▶ _WHAT YOU NEED TO DO_
What you give back must match the data character for character.

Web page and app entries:
****
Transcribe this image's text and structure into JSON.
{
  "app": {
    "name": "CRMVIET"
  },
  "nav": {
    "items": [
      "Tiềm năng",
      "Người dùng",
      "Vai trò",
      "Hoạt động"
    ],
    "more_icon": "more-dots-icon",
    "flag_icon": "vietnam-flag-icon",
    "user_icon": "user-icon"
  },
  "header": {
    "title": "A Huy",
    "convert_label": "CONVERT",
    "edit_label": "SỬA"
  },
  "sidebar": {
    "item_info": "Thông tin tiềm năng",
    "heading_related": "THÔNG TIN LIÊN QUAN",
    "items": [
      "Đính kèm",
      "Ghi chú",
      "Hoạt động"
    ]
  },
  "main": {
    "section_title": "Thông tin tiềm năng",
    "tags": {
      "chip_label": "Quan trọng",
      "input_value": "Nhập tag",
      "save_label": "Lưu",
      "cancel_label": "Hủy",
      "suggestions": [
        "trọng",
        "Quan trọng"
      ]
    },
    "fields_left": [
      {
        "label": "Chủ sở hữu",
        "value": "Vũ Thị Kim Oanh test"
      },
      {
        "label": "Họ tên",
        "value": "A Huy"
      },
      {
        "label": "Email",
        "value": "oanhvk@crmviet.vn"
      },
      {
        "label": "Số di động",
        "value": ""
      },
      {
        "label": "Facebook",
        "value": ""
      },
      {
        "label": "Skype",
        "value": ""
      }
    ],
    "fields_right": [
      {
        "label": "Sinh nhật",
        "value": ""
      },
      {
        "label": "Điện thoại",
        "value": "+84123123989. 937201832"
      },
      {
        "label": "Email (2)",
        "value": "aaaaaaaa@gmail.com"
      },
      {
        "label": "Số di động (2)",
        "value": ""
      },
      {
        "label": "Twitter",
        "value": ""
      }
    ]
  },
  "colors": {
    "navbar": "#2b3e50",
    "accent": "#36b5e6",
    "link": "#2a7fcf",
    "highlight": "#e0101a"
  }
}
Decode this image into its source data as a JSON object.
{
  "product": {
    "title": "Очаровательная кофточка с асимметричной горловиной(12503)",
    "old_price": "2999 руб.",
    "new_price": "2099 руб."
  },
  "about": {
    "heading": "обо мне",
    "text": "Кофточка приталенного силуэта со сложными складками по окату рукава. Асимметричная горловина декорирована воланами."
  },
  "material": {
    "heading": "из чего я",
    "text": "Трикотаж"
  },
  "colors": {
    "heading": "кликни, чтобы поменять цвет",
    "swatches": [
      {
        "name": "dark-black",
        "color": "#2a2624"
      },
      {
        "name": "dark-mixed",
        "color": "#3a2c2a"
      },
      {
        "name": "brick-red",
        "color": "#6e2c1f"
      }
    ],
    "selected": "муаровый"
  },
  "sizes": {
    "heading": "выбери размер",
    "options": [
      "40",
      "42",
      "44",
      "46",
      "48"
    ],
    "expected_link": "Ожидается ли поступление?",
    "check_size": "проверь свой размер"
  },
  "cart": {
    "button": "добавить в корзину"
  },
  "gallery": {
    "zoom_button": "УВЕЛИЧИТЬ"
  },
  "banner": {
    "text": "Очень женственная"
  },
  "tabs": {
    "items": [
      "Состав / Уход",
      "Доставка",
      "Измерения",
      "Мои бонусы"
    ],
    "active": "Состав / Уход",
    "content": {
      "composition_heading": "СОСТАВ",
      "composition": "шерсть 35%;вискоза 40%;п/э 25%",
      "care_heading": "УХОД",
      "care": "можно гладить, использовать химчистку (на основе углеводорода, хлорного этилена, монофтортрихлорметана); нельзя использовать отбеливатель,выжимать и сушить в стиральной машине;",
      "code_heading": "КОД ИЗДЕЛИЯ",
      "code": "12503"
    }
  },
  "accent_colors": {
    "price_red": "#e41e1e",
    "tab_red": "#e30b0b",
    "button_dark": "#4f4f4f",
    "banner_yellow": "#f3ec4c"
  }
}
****
▶ _OUTPUT FOR THIS TASK_
Transcribe this image's text and structure into JSON.
{
  "app": {
    "name": "CRMVIET"
  },
  "nav": {
    "items": [
      "Tiềm năng",
      "Người dùng",
      "Vai trò",
      "Hoạt động"
    ],
    "more_icon": "more-dots-icon",
    "flag_icon": "vietnam-flag-icon",
    "user_icon": "user-icon"
  },
  "header": {
    "title": "A Huy",
    "convert_label": "CONVERT",
    "edit_label": "SỬA"
  },
  "sidebar": {
    "item_info": "Thông tin tiềm năng",
    "heading_related": "THÔNG TIN LIÊN QUAN",
    "items": [
      "Đính kèm",
      "Ghi chú",
      "Hoạt động"
    ]
  },
  "main": {
    "section_title": "Thông tin tiềm năng",
    "tags": {
      "chip_label": "Quan trọng",
      "input_value": "Nhập tag",
      "save_label": "Lưu",
      "cancel_label": "Hủy",
      "suggestions": [
        "trọng",
        "Quan trọng"
      ]
    },
    "fields_left": [
      {
        "label": "Chủ sở hữu",
        "value": "Vũ Thị Kim Oanh test"
      },
      {
        "label": "Họ tên",
        "value": "A Huy"
      },
      {
        "label": "Email",
        "value": "oanhvk@crmviet.vn"
      },
      {
        "label": "Số di động",
        "value": ""
      },
      {
        "label": "Facebook",
        "value": ""
      },
      {
        "label": "Skype",
        "value": ""
      }
    ],
    "fields_right": [
      {
        "label": "Sinh nhật",
        "value": ""
      },
      {
        "label": "Điện thoại",
        "value": "+84123123989. 937201832"
      },
      {
        "label": "Email (2)",
        "value": "aaaaaaaa@gmail.com"
      },
      {
        "label": "Số di động (2)",
        "value": ""
      },
      {
        "label": "Twitter",
        "value": ""
      }
    ]
  },
  "colors": {
    "navbar": "#2b3e50",
    "accent": "#36b5e6",
    "link": "#2a7fcf",
    "highlight": "#e0101a"
  }
}
Decode this image into its source data as a JSON object.
{
  "product": {
    "title": "Очаровательная кофточка с асимметричной горловиной(12503)",
    "old_price": "2999 руб.",
    "new_price": "2099 руб."
  },
  "about": {
    "heading": "обо мне",
    "text": "Кофточка приталенного силуэта со сложными складками по окату рукава. Асимметричная горловина декорирована воланами."
  },
  "material": {
    "heading": "из чего я",
    "text": "Трикотаж"
  },
  "colors": {
    "heading": "кликни, чтобы поменять цвет",
    "swatches": [
      {
        "name": "dark-black",
        "color": "#2a2624"
      },
      {
        "name": "dark-mixed",
        "color": "#3a2c2a"
      },
      {
        "name": "brick-red",
        "color": "#6e2c1f"
      }
    ],
    "selected": "муаровый"
  },
  "sizes": {
    "heading": "выбери размер",
    "options": [
      "40",
      "42",
      "44",
      "46",
      "48"
    ],
    "expected_link": "Ожидается ли поступление?",
    "check_size": "проверь свой размер"
  },
  "cart": {
    "button": "добавить в корзину"
  },
  "gallery": {
    "zoom_button": "УВЕЛИЧИТЬ"
  },
  "banner": {
    "text": "Очень женственная"
  },
  "tabs": {
    "items": [
      "Состав / Уход",
      "Доставка",
      "Измерения",
      "Мои бонусы"
    ],
    "active": "Состав / Уход",
    "content": {
      "composition_heading": "СОСТАВ",
      "composition": "шерсть 35%;вискоза 40%;п/э 25%",
      "care_heading": "УХОД",
      "care": "можно гладить, использовать химчистку (на основе углеводорода, хлорного этилена, монофтортрихлорметана); нельзя использовать отбеливатель,выжимать и сушить в стиральной машине;",
      "code_heading": "КОД ИЗДЕЛИЯ",
      "code": "12503"
    }
  },
  "accent_colors": {
    "price_red": "#e41e1e",
    "tab_red": "#e30b0b",
    "button_dark": "#4f4f4f",
    "banner_yellow": "#f3ec4c"
  }
}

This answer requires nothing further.